Work to complete =
A single figure is required: the number of lines in the listing below containing the word "highlight".

Material supplied =
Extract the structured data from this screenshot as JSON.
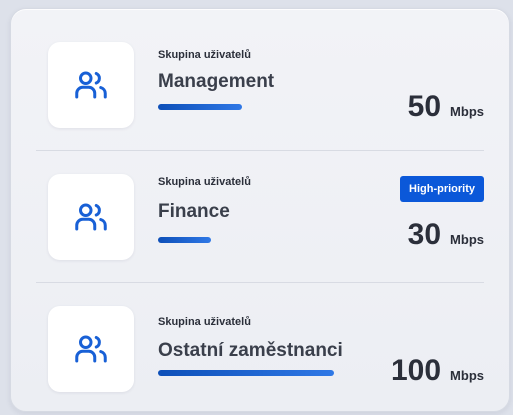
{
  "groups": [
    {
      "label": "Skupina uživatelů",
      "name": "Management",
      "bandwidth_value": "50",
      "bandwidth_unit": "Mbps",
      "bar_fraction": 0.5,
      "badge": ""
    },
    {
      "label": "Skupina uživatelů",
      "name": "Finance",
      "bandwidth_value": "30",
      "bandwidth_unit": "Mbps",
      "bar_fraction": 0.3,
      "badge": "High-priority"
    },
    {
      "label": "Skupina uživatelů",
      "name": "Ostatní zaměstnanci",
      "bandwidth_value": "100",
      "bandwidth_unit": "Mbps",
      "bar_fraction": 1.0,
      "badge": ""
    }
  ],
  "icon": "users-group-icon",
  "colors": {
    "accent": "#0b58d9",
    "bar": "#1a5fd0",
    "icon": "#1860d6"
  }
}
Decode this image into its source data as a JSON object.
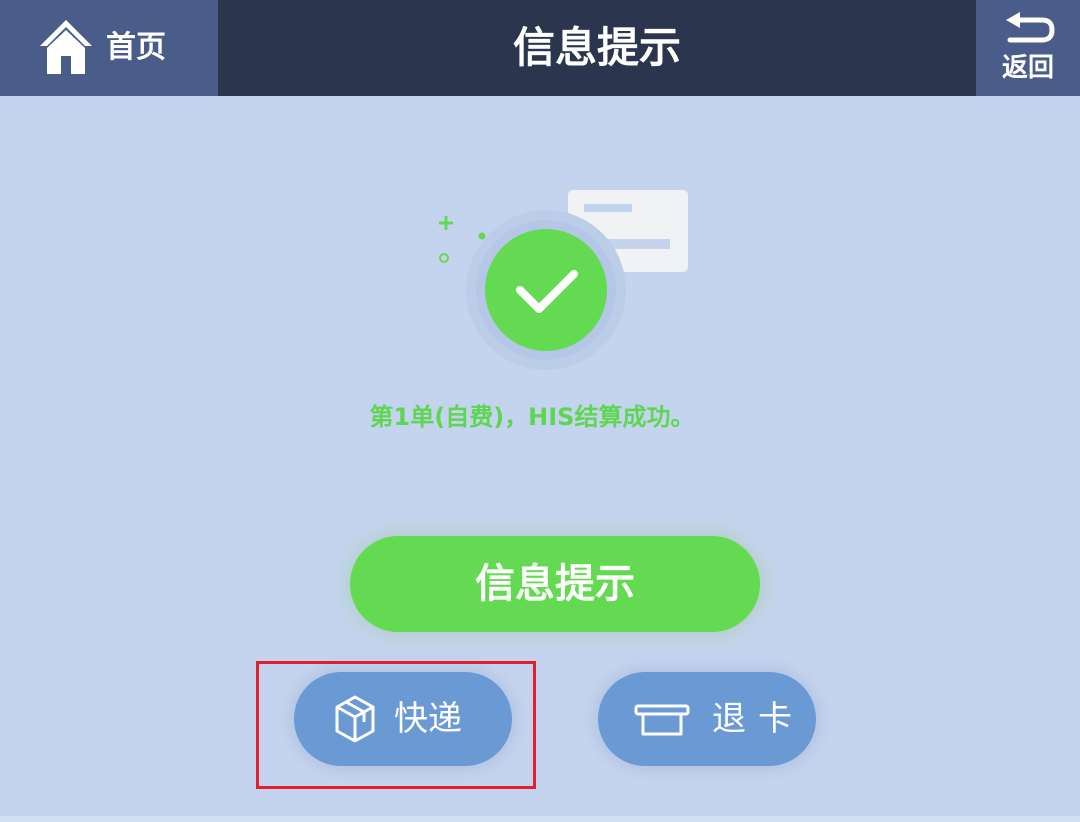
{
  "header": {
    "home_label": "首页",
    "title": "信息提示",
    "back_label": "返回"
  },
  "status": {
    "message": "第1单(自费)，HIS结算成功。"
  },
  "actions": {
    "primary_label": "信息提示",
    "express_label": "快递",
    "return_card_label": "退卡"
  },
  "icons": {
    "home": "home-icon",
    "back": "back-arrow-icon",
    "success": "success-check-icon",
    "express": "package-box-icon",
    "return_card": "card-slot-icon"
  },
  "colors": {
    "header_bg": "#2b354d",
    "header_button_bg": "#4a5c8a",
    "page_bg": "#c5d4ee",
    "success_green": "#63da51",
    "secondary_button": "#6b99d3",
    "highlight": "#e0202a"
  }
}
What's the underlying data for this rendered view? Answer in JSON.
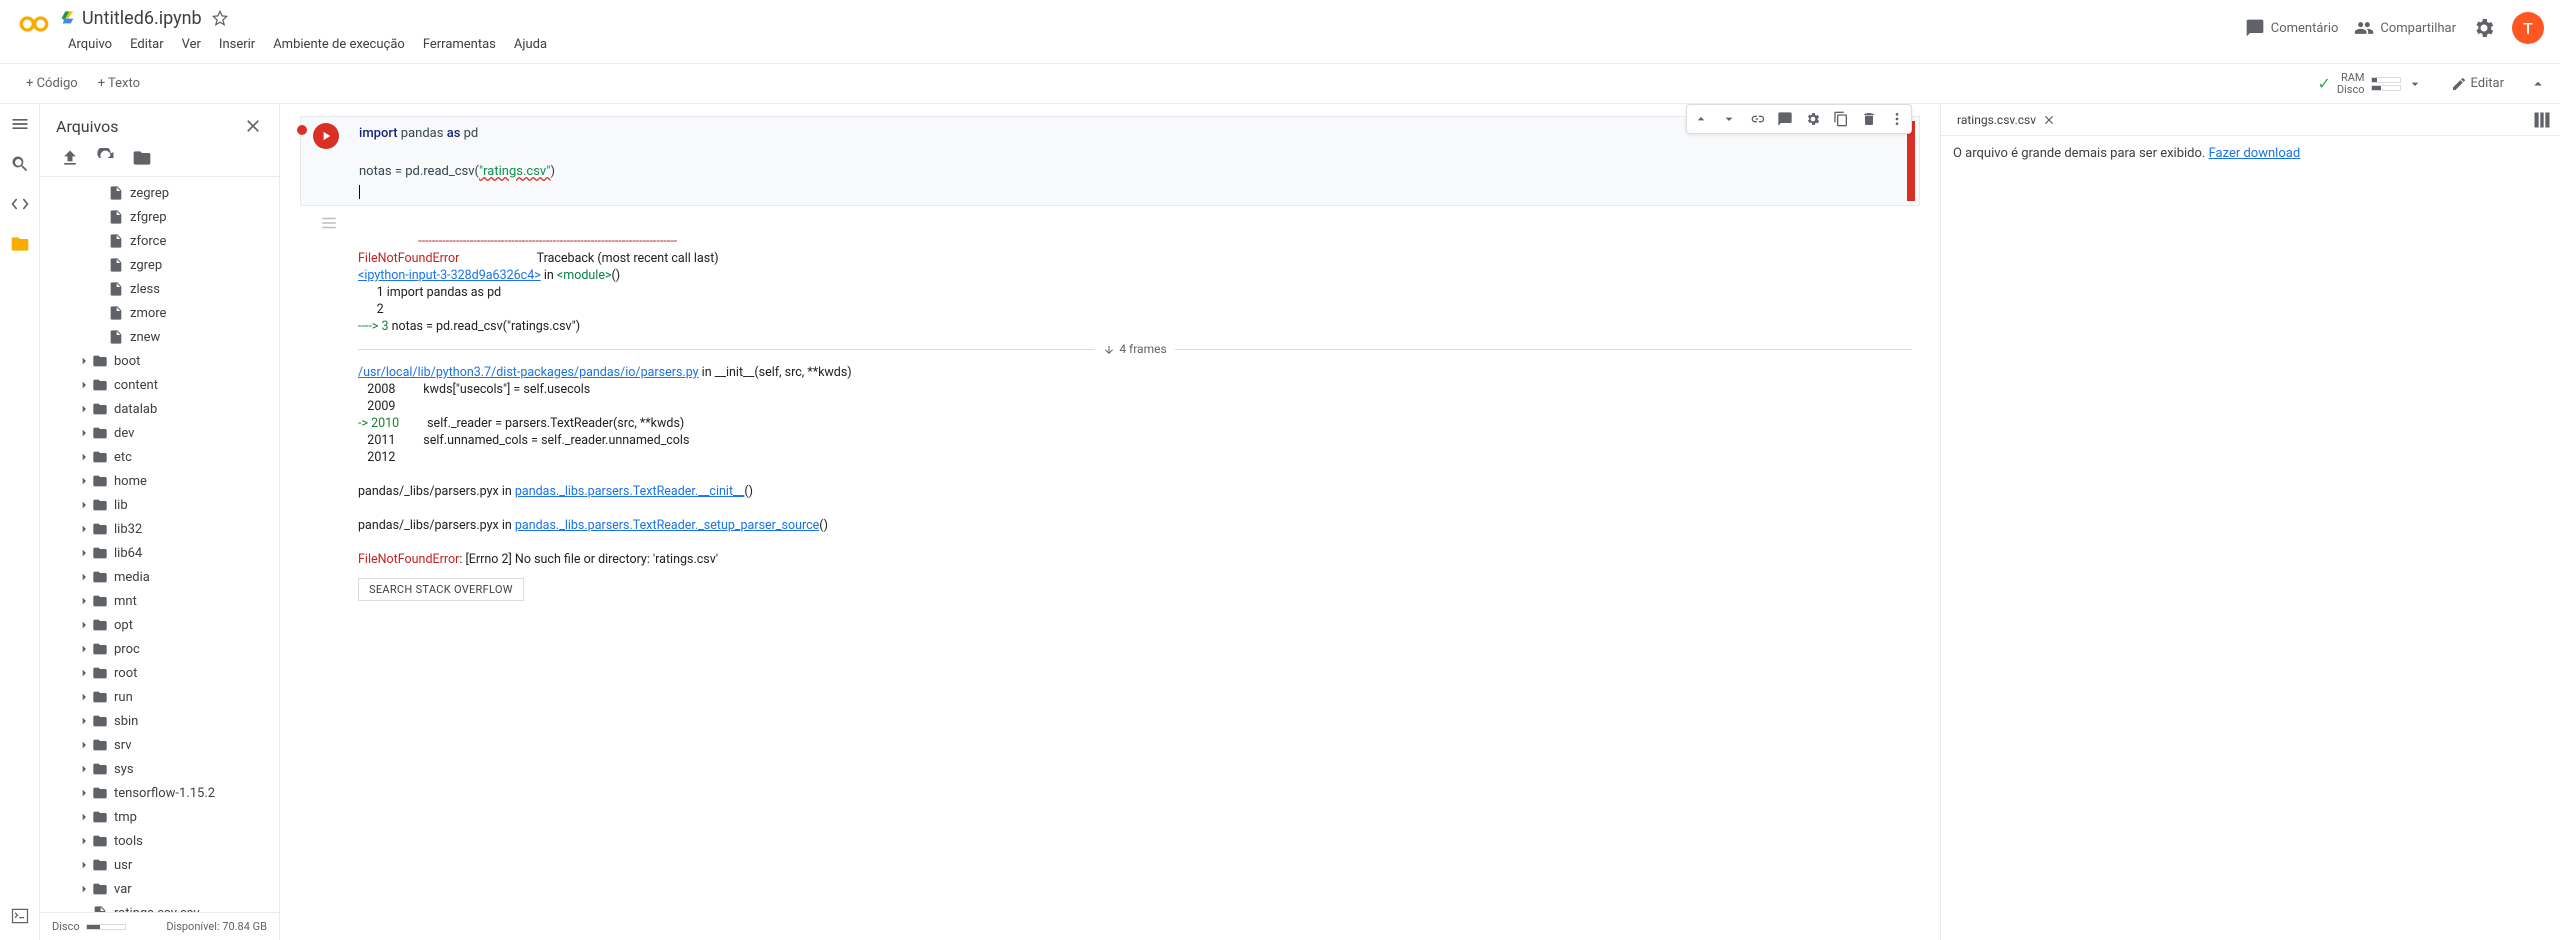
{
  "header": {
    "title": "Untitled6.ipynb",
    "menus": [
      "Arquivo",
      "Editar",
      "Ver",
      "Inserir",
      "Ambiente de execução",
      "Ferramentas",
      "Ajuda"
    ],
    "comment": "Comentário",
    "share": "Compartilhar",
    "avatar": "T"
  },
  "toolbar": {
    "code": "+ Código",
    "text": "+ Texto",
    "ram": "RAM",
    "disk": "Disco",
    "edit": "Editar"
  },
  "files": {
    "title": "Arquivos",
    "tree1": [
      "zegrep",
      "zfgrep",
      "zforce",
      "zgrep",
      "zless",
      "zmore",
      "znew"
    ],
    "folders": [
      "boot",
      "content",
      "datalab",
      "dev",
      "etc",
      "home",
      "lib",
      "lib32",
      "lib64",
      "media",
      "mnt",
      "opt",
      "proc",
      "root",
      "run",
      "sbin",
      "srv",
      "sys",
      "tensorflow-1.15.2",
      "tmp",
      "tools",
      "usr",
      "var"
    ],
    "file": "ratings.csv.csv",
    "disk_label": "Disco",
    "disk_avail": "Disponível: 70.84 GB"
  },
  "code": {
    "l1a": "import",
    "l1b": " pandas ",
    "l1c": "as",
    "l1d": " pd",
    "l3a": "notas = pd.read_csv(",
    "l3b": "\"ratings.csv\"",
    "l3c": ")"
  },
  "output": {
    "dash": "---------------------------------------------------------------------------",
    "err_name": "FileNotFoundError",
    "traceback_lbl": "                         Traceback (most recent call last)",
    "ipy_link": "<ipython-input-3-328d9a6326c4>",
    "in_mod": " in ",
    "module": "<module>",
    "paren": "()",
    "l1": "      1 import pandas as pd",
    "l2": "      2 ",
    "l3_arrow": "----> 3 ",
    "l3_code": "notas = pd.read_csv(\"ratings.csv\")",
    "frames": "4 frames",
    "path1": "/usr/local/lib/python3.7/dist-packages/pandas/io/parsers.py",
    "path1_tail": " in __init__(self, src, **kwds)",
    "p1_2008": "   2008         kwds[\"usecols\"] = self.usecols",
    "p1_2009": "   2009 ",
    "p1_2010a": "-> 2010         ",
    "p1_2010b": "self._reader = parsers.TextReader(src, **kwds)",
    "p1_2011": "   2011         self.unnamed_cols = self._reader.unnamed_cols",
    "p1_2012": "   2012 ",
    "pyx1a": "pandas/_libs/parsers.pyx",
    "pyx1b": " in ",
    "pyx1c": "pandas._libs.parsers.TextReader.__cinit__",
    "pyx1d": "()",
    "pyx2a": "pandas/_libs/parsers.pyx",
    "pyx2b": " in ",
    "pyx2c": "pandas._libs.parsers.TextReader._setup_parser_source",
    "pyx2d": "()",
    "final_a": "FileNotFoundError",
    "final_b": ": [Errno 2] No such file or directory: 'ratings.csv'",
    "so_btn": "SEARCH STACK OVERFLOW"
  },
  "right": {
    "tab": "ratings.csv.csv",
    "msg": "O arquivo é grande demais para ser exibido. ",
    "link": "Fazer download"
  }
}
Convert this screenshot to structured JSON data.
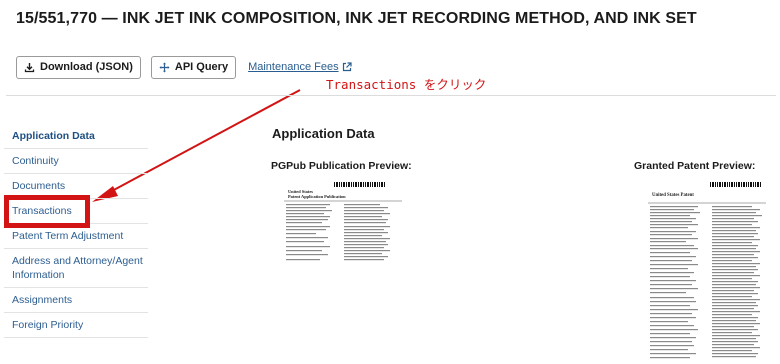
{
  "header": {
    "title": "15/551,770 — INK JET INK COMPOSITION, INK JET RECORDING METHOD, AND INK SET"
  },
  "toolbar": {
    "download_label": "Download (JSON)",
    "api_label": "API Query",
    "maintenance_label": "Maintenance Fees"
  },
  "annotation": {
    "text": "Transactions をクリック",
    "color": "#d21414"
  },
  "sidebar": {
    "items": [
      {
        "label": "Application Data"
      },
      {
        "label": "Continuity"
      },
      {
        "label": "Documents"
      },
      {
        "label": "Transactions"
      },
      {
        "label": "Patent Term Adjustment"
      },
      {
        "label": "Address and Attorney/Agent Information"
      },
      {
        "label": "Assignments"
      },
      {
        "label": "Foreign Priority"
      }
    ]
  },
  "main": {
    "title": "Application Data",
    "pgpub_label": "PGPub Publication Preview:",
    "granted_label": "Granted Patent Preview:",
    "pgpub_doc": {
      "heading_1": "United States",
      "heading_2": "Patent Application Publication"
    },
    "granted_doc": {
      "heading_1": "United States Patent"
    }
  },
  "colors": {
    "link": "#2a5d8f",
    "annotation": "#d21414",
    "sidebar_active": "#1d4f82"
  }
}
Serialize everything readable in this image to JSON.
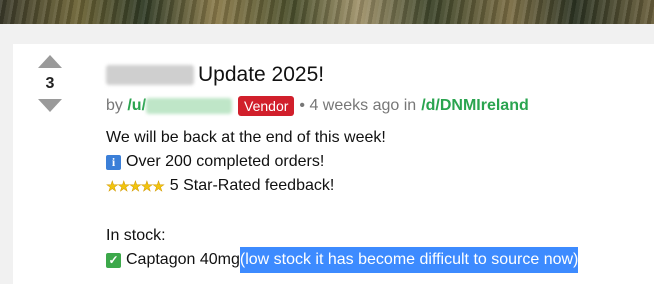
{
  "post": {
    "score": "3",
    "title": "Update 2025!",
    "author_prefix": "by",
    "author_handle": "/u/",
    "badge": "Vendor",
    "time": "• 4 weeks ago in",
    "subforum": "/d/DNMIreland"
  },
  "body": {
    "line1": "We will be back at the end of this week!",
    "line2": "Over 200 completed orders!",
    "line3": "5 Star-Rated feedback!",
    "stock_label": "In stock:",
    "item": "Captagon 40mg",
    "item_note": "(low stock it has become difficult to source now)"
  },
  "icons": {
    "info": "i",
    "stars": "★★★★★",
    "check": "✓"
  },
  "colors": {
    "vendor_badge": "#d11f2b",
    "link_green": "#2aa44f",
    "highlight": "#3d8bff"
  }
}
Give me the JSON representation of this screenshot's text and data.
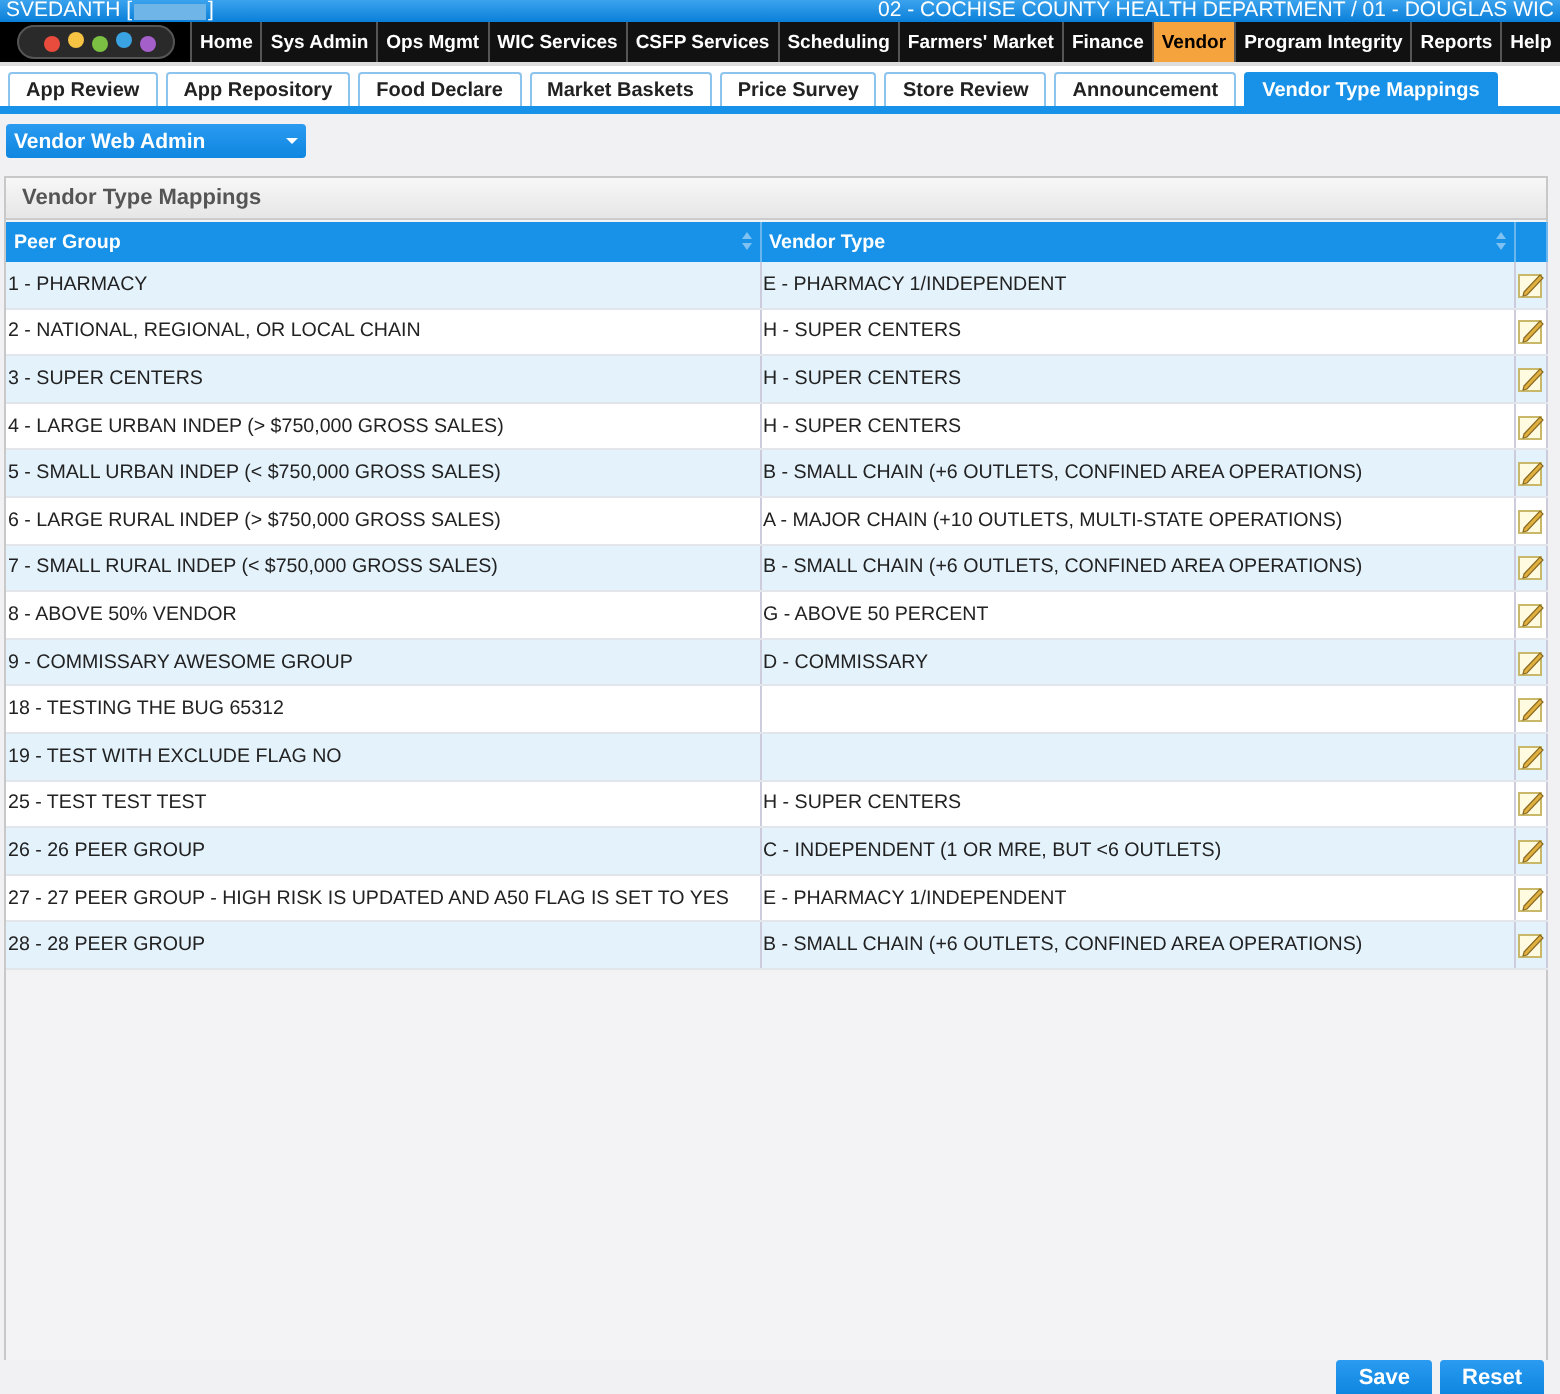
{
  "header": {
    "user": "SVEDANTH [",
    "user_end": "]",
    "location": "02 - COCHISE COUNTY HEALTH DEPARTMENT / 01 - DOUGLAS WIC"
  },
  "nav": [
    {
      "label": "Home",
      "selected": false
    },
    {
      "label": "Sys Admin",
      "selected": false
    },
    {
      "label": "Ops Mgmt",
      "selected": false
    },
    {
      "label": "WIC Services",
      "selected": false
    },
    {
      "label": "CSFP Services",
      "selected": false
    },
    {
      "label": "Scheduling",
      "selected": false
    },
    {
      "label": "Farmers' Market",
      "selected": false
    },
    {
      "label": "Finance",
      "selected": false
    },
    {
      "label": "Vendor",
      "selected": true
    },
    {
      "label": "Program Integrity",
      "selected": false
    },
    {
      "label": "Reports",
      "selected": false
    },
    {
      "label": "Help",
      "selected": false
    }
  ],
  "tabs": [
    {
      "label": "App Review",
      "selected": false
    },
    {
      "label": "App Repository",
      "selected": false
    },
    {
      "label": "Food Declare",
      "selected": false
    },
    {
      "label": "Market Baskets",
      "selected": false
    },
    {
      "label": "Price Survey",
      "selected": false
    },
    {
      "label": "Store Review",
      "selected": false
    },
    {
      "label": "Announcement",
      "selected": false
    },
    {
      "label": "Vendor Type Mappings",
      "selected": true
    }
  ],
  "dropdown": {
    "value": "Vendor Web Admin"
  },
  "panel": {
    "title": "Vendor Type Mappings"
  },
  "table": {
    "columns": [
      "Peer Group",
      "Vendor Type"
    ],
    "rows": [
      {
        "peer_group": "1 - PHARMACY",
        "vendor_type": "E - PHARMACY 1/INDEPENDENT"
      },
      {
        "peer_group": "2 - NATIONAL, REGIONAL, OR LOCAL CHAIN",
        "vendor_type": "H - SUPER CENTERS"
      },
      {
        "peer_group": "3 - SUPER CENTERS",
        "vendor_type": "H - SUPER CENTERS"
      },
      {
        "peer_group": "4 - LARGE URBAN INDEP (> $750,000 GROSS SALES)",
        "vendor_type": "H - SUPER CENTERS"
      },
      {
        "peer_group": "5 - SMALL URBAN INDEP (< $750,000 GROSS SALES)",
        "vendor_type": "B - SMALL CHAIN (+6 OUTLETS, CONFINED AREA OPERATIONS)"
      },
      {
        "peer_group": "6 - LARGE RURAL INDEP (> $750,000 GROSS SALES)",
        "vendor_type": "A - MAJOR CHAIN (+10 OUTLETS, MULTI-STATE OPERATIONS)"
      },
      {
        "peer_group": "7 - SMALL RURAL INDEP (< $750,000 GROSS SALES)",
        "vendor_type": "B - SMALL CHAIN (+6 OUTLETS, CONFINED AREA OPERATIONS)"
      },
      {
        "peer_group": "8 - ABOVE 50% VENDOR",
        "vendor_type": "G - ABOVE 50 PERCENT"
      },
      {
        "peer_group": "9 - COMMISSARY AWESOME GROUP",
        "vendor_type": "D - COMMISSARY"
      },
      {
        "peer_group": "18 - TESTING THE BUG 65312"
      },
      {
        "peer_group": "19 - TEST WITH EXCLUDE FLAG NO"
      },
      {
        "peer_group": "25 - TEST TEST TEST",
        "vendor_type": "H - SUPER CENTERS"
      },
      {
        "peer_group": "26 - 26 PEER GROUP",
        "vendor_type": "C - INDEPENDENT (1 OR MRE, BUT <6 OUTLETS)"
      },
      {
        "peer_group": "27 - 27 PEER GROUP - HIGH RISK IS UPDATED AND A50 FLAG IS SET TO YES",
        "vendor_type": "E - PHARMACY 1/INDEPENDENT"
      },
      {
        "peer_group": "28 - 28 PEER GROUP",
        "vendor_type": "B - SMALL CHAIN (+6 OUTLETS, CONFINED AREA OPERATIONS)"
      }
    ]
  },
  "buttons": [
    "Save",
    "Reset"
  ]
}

Result for this task =
2